There are a lot of us exhibiting some pretty negative emotions these days towards our federal government, and as April 15th approaches a lot of that sentiment will inevitably turn towards our buddies at the Internal Revenue Service. And let's face it, some of those feelings are warranted, no doubt.
But I'd like to talk about an IRS program that many people may not even know about. It's one of the most successful community volunteer initiatives ever, in terms of return on investment (for you bottom-line types) and the 'warm fuzzies' (for those of you who like puppies and kittens). It's called the Community Volunteer Income Tax Assistance Program, or VITA. It started back in 1969 (like myself) with the Tax Reform Act (not like myself).
From very modest beginnings, VITA has grown to over 4,500 free tax sites nationwide (including 17 right here in King County). In 2009, those 4,500 sites utilized the services of over 43,000 certified volunteers to prepare 1.2 million federal tax returns-a growth rate of 155% over 5 years!
But that's just part of the success story. The average VITA client earns about $18,800 a year before taxes (2008). And here are some amazing numbers for 2009:
- Total federal refunds returned to VITA clients: $1.4 billion.
- 355,000 VITA clients claimed the Earned Income Tax Credit.
- The average EITC was $1,465. And the total EITC return amount exceeded $520 million.
- Each EITC dollar brought back into a community generates approximately $1.58 in local economic activity.
And because of VITA programs in local communities, 100% of those dollars go into VITA clients' pockets, bank accounts, and/or savings opportunities like bonds, instead of towards fees for paid tax preparers.
So why am I telling you all of this? Because despite the tremendous success of this program and the demonstrated impact that it has had on communities across this country, there was never a dime of federal funding to support it until 2008. That's when Congress approved an $8 million competitive matching grant initiative for local VITA programs. It was increased to $12 million for 2010. But now the administration is recommending it be decreased back to $8 million for FY 2011, meaning all of the work done to expand VITA programs to reach more families over the past 3 years would be severely impacted when we start doing taxes in 2012.
VITA is exactly the type of federal program that should be kept intact during times of economic turmoil. The numbers literally speak for themselves. If you agree, there are two things I'd like you do:
- The decision about funding for the VITA Grant Program for 2012 will be made in Congress over the next several months. Contact your representative, and tell them that now is NOT the time to cut back on programs that put money back into people's pockets! Don't know who your rep is? Click here.

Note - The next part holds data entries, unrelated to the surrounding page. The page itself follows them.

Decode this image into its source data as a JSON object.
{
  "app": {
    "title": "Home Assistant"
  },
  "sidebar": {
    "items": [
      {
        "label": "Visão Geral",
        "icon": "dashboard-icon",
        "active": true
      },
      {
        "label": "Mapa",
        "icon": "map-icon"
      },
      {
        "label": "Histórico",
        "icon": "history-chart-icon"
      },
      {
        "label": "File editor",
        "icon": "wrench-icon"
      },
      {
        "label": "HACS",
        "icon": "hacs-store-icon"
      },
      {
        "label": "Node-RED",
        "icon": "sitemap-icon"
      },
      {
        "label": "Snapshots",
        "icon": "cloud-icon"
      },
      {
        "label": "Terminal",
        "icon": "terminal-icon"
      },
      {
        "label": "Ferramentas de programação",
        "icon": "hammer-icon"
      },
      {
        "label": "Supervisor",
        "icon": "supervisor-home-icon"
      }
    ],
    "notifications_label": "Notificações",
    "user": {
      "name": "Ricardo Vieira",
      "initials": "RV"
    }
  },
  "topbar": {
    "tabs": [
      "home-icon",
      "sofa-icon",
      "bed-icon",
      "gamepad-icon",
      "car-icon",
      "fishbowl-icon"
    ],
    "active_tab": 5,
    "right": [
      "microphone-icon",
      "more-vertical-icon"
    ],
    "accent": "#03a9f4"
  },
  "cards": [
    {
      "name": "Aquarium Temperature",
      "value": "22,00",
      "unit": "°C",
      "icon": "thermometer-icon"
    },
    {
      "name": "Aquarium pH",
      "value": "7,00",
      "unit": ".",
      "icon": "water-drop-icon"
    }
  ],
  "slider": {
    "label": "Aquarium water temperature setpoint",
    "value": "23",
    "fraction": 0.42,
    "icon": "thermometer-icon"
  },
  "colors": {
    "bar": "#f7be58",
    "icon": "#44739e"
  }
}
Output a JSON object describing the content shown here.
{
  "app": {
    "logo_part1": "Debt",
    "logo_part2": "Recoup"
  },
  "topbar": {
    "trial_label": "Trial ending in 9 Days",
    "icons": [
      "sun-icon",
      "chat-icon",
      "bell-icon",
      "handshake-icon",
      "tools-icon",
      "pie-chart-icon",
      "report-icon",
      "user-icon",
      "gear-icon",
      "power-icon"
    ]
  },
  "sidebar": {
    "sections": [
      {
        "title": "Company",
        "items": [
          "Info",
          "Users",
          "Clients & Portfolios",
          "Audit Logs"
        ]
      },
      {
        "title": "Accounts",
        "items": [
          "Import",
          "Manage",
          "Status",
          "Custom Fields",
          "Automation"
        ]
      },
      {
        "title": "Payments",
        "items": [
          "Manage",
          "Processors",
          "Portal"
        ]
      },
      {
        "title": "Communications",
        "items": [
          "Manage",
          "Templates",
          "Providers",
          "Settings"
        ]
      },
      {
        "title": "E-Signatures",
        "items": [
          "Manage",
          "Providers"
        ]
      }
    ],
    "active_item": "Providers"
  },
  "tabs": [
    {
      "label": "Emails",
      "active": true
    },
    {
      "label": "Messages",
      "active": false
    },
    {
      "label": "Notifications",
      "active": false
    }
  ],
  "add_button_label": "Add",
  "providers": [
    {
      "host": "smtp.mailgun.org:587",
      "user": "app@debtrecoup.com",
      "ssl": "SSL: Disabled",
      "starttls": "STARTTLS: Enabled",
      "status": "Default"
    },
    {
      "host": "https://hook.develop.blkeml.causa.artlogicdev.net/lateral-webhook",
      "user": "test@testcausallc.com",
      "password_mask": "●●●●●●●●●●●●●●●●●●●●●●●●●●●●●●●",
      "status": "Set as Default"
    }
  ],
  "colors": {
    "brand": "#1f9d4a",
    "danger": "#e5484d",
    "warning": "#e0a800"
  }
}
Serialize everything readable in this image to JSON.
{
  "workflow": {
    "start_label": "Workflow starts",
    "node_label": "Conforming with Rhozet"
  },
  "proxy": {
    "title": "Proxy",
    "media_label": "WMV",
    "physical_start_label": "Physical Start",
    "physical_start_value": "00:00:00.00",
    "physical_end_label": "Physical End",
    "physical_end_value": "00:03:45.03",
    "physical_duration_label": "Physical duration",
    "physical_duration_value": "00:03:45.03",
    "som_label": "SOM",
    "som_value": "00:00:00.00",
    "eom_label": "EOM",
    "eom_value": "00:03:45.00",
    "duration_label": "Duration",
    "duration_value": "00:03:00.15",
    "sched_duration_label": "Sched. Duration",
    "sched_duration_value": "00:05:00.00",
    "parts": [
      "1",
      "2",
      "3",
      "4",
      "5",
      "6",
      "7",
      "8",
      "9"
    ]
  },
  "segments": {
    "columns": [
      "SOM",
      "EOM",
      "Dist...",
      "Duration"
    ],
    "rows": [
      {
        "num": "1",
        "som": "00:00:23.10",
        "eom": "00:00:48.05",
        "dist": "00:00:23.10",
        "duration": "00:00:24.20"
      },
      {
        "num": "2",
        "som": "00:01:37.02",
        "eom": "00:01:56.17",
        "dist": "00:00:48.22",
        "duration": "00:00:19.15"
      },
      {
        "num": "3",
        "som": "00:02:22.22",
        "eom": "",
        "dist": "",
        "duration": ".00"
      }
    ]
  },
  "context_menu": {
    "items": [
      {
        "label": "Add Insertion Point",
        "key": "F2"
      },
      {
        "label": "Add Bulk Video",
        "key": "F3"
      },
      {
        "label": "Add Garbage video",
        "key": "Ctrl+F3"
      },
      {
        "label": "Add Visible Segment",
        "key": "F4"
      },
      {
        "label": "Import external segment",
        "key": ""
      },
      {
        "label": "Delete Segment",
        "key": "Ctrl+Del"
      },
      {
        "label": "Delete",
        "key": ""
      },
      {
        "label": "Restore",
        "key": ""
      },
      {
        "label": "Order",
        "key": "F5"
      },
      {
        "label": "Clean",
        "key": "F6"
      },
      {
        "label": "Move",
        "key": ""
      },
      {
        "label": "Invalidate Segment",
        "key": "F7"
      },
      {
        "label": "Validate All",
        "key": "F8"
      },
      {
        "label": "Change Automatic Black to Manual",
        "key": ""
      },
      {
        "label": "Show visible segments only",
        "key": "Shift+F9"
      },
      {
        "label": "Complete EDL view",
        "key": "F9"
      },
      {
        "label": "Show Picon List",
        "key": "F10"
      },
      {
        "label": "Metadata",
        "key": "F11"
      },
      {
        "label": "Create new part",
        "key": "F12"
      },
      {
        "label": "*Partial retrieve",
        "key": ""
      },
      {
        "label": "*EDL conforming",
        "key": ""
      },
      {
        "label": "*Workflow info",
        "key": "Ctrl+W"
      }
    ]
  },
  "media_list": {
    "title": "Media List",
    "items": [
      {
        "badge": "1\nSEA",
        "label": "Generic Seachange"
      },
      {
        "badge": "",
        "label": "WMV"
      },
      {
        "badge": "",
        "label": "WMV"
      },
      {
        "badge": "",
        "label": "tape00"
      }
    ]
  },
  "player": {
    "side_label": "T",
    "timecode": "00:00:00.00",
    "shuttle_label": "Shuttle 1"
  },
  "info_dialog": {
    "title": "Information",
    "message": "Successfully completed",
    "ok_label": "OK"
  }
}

- Add your name to this state-by-state petition drive to not only keep funding for the VITA Grant Program intact, but to increase it. For Washington, click here.